How Gambling Can Be Harmful

Gambling is a form of risk-taking in which individuals place money or other items of value on an event that is based on chance. Whether it is betting on a football team to win a match, buying a scratchcard or playing a slot machine, gambling involves placing something at stake and the possibility of winning something in return. Although many people have fun and excitement when gambling, it can become a problem for some. Those who have problems with gambling often find themselves putting their family and work life at risk. They may also suffer from anxiety, depression or other mental health issues.

There are many reasons why people gamble, such as to socialise with friends, get an adrenaline rush or escape from worries or stress. However, it is important to recognise that gambling can be a harmful behaviour if you start to spend more than you can afford or find yourself becoming preoccupied with thoughts about gambling.

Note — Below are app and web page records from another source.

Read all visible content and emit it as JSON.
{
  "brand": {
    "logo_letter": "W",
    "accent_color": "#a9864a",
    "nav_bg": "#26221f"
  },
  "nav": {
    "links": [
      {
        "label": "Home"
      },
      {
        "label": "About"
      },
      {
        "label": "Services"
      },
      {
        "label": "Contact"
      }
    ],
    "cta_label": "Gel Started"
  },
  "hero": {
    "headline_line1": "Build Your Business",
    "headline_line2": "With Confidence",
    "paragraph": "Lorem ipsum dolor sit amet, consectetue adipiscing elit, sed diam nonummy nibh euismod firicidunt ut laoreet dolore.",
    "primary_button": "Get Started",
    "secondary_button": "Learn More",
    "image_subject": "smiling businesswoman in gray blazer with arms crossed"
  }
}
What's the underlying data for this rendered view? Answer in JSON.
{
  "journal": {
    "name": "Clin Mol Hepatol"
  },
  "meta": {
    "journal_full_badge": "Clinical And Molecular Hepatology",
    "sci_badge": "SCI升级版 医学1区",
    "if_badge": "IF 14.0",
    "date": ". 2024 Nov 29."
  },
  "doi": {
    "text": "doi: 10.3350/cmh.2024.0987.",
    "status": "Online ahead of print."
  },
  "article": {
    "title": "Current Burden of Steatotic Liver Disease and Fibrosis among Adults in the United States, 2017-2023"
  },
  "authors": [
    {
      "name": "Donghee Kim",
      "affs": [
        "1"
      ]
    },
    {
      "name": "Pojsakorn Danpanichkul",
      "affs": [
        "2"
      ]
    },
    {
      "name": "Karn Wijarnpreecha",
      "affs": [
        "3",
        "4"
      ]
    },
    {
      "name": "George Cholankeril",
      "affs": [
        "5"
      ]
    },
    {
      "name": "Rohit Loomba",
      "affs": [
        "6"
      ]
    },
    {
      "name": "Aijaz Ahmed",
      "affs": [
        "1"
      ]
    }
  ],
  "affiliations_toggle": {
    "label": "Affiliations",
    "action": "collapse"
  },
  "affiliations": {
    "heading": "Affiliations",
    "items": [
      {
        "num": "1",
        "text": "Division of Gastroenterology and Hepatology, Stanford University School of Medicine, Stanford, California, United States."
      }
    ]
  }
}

If you think you might have a gambling addiction, there are ways to seek help.

The most common reason people gamble is to try and win money. This could be a small amount for fun, or a large sum that would change someone’s lifestyle. The ‘high’ that comes from gambling can be addictive, and it is often difficult to stop. The ‘low’ feeling when losing is usually much worse, and it can lead to desperate attempts to win back lost money.

People can be affected by a variety of factors when it comes to gambling, from genetic predispositions to their environment and culture. For example, some research suggests that there is a link between a person’s brain reward system and their ability to control impulses. In addition, a person’s social and cultural values can influence how they view gambling, which can make it harder for them to recognise when their gambling has a negative impact on their life.

While the Food and Drug Administration hasn’t approved any medications to treat gambling disorder, psychological therapies can be helpful. For instance, cognitive behaviour therapy can help an individual address irrational beliefs about the odds of winning and the role of luck in games that don’t involve any skills. It can also teach a person healthy coping strategies and help them develop healthier relationships with family members.

For those who struggle with gambling, seeking professional help is vital to break the cycle of addiction and regain control over their finances. Counselling services that can help include family therapy, marriage counselling and credit counseling. These can all provide a safe space to work through the specific issues that have caused an individual to gamble excessively and create a foundation for recovery. To find a therapist who can help, fill out a brief questionnaire on BetterHelp and get matched with a qualified therapist. This service is free, but we earn commissions when you follow links to book a session. We only recommend providers who have a high rating with our users.